#### [Problem statement]
Your task is to restate word for word the lines of the listing below that start at the one containing "Transcribe this image's" and run to the end; please add nothing.

#### [Available data]

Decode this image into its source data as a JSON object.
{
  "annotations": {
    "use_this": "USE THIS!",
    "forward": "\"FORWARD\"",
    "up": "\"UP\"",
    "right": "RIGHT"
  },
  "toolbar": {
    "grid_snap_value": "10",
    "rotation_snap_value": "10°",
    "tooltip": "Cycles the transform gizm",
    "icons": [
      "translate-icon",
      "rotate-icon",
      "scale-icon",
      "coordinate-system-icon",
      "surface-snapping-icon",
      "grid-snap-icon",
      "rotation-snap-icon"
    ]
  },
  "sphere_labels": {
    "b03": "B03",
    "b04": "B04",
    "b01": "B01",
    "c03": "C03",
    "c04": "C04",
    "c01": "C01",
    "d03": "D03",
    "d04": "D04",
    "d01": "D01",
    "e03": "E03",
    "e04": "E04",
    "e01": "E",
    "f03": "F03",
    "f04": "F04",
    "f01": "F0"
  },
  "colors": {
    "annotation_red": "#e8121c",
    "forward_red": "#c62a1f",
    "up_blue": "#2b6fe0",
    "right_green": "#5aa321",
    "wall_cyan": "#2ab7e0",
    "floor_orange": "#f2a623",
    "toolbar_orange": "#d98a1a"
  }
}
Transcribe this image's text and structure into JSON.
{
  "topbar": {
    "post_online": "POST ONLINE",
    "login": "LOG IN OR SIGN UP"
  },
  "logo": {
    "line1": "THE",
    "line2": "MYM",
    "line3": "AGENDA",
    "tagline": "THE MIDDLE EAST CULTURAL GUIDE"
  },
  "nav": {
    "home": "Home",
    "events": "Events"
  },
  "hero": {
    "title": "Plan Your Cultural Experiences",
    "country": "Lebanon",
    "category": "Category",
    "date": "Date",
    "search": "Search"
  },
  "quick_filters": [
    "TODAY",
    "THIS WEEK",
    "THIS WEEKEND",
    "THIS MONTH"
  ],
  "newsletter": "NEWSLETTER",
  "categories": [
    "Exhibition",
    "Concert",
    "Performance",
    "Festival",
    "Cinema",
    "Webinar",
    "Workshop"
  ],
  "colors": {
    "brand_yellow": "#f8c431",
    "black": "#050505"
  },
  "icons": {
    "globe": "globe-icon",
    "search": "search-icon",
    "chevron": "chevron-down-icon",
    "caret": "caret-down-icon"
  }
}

#### [Result]
Transcribe this image's text and structure into JSON.
{
  "topbar": {
    "post_online": "POST ONLINE",
    "login": "LOG IN OR SIGN UP"
  },
  "logo": {
    "line1": "THE",
    "line2": "MYM",
    "line3": "AGENDA",
    "tagline": "THE MIDDLE EAST CULTURAL GUIDE"
  },
  "nav": {
    "home": "Home",
    "events": "Events"
  },
  "hero": {
    "title": "Plan Your Cultural Experiences",
    "country": "Lebanon",
    "category": "Category",
    "date": "Date",
    "search": "Search"
  },
  "quick_filters": [
    "TODAY",
    "THIS WEEK",
    "THIS WEEKEND",
    "THIS MONTH"
  ],
  "newsletter": "NEWSLETTER",
  "categories": [
    "Exhibition",
    "Concert",
    "Performance",
    "Festival",
    "Cinema",
    "Webinar",
    "Workshop"
  ],
  "colors": {
    "brand_yellow": "#f8c431",
    "black": "#050505"
  },
  "icons": {
    "globe": "globe-icon",
    "search": "search-icon",
    "chevron": "chevron-down-icon",
    "caret": "caret-down-icon"
  }
}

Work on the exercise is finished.